It also strikes me, and Dr. Flynn will be aware of this, that, more generally, the rationale for the setting up of the sub-committee was to find a way to begin to have Oireachtas involvement and oversight of human rights issues, and this is a key one for us, but we are doing it within the context of the mandate of the Committee on Justice, Defence and Equality. It further strikes me that in this regard the Department of Foreign Affairs and Trade is the Department that has overall responsibility for ratification but it may be useful, as we examine how to proceed and move forward on this, that if the issue concerns a treaty related to the mandate of a particular committee that it could be involved with the Department of Foreign Affairs and Trade in that process of ratification and the roadmap.
Senator Bacik already asked about comparative jurisdictions. It would help us to examine that in more detail in terms of how other jurisdictions that are aligned to our process have gone through ratification of treaties, even, for example, the treaty on people with disabilities. Does Dr. Flynn have any suggestions, which she can indicate now or later, as to who we might contact to help us with that? Could she also suggest how the committee might proceed with the issue we are discussing?
Dr. Eilionóir Flynn: To address the issue of comparative countries and how they have approached this, the UN Office of the High Commissioner for Human Rights produced a report, which I cited in my opening remarks, which studied the ratification process in a number of countries that had ratified at the time. I believe the report was published in 2009 which was quite early in the process of the UN Convention on the Rights of Persons with Disabilities, but none the less at that point they were able to point to a number of different approaches. They sent survey questions to all the countries that had ratified at that point asking them about their process, what they found beneficial and how they went about it. In that process also many of those countries, including Australia and New Zealand, produced national interest analysis of the impact of the convention on national law and also its financial impact and the impact it might have on the lives of people with disabilities. That is quite a good exercise and one in which the Oireachtas and this sub-committee could play a role. The Senator's suggestion of involving the Committee on Justice, Defence and Equality or this sub-committee in working with the Department of Foreign Affairs and Trade in whatever process it engages in would be a valuable one and that would reflect approaches that have been taken in other jurisdictions.

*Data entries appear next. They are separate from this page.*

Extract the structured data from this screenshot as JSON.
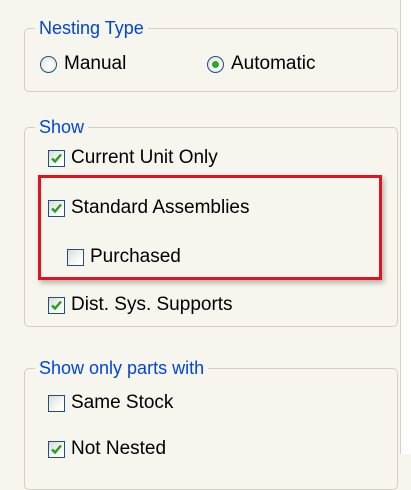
{
  "nesting_type": {
    "legend": "Nesting Type",
    "options": [
      {
        "label": "Manual",
        "selected": false
      },
      {
        "label": "Automatic",
        "selected": true
      }
    ]
  },
  "show": {
    "legend": "Show",
    "items": [
      {
        "label": "Current Unit Only",
        "checked": true
      },
      {
        "label": "Standard Assemblies",
        "checked": true
      },
      {
        "label": "Purchased",
        "checked": false
      },
      {
        "label": "Dist. Sys. Supports",
        "checked": true
      }
    ]
  },
  "show_only_parts_with": {
    "legend": "Show only parts with",
    "items": [
      {
        "label": "Same Stock",
        "checked": false
      },
      {
        "label": "Not Nested",
        "checked": true
      }
    ]
  },
  "colors": {
    "legend_blue": "#0046d5",
    "check_green": "#21a121",
    "highlight_red": "#e0141e"
  }
}
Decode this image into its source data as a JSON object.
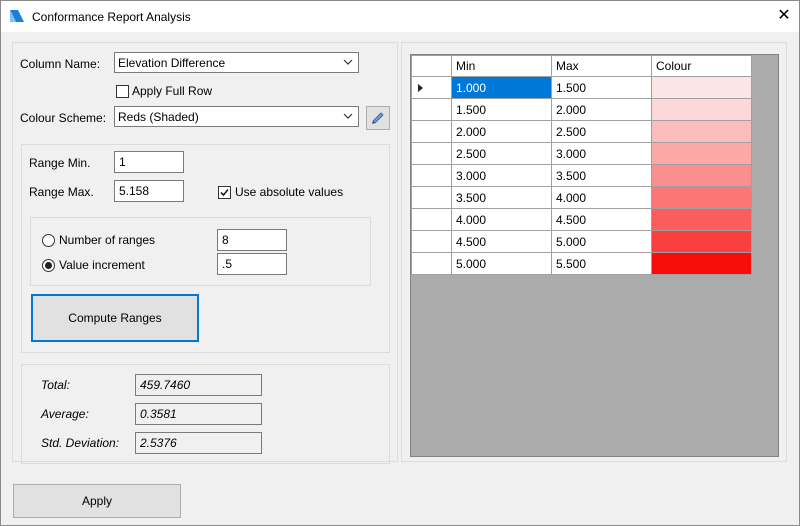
{
  "window": {
    "title": "Conformance Report Analysis",
    "close_glyph": "✕"
  },
  "form": {
    "column_name_label": "Column Name:",
    "column_name_value": "Elevation Difference",
    "apply_full_row_label": "Apply Full Row",
    "apply_full_row_checked": false,
    "colour_scheme_label": "Colour Scheme:",
    "colour_scheme_value": "Reds (Shaded)",
    "range_min_label": "Range Min.",
    "range_min_value": "1",
    "range_max_label": "Range Max.",
    "range_max_value": "5.158",
    "use_absolute_label": "Use absolute values",
    "use_absolute_checked": true,
    "number_of_ranges_label": "Number of ranges",
    "number_of_ranges_value": "8",
    "value_increment_label": "Value increment",
    "value_increment_value": ".5",
    "selected_mode": "value_increment",
    "compute_button": "Compute Ranges"
  },
  "stats": {
    "total_label": "Total:",
    "total_value": "459.7460",
    "average_label": "Average:",
    "average_value": "0.3581",
    "std_label": "Std. Deviation:",
    "std_value": "2.5376"
  },
  "grid": {
    "headers": [
      "Min",
      "Max",
      "Colour"
    ],
    "rows": [
      {
        "min": "1.000",
        "max": "1.500",
        "colour": "#fee5e5"
      },
      {
        "min": "1.500",
        "max": "2.000",
        "colour": "#fdd8d8"
      },
      {
        "min": "2.000",
        "max": "2.500",
        "colour": "#fcbcbc"
      },
      {
        "min": "2.500",
        "max": "3.000",
        "colour": "#fca8a8"
      },
      {
        "min": "3.000",
        "max": "3.500",
        "colour": "#fb8f8f"
      },
      {
        "min": "3.500",
        "max": "4.000",
        "colour": "#fb7777"
      },
      {
        "min": "4.000",
        "max": "4.500",
        "colour": "#fa5d5d"
      },
      {
        "min": "4.500",
        "max": "5.000",
        "colour": "#f93f3f"
      },
      {
        "min": "5.000",
        "max": "5.500",
        "colour": "#f80d0d"
      }
    ]
  },
  "footer": {
    "apply_button": "Apply"
  },
  "icons": {
    "app": "bricscad-logo-icon",
    "edit": "pencil-icon",
    "dropdown": "chevron-down-icon",
    "close": "close-icon"
  },
  "colors": {
    "accent": "#0078d7",
    "grid_background": "#ababab"
  }
}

Acting Chairman (Deputy Anne Ferris): The Committee on Justice, Defence and Equality always had the system of pre-legislative scrutiny in place but all committees now have to do that. Perhaps some type of similar system could be set up, either under the auspices of the Committee on Justice, Defence and Equality or the Joint Committee on Foreign Affairs and Trade. That would enable all members of the Oireachtas, including members of civil society, to contribute and have a full debate because there will be members of both Houses who will not have an opportunity to give their input. Perhaps we could look at setting something up and sending a report to the Taoiseach about it. That could be useful.
Acting Chairman (Deputy Anne Ferris): On behalf of the committee I thank Dr. Eilionóir Flynn for attending the committee and making an interesting presentation which has given us much food for thought. We will continue to work on the issues raised and are eager to do so.
|Last Updated: 09/10/2015 05:00:44 AM||Page of 2|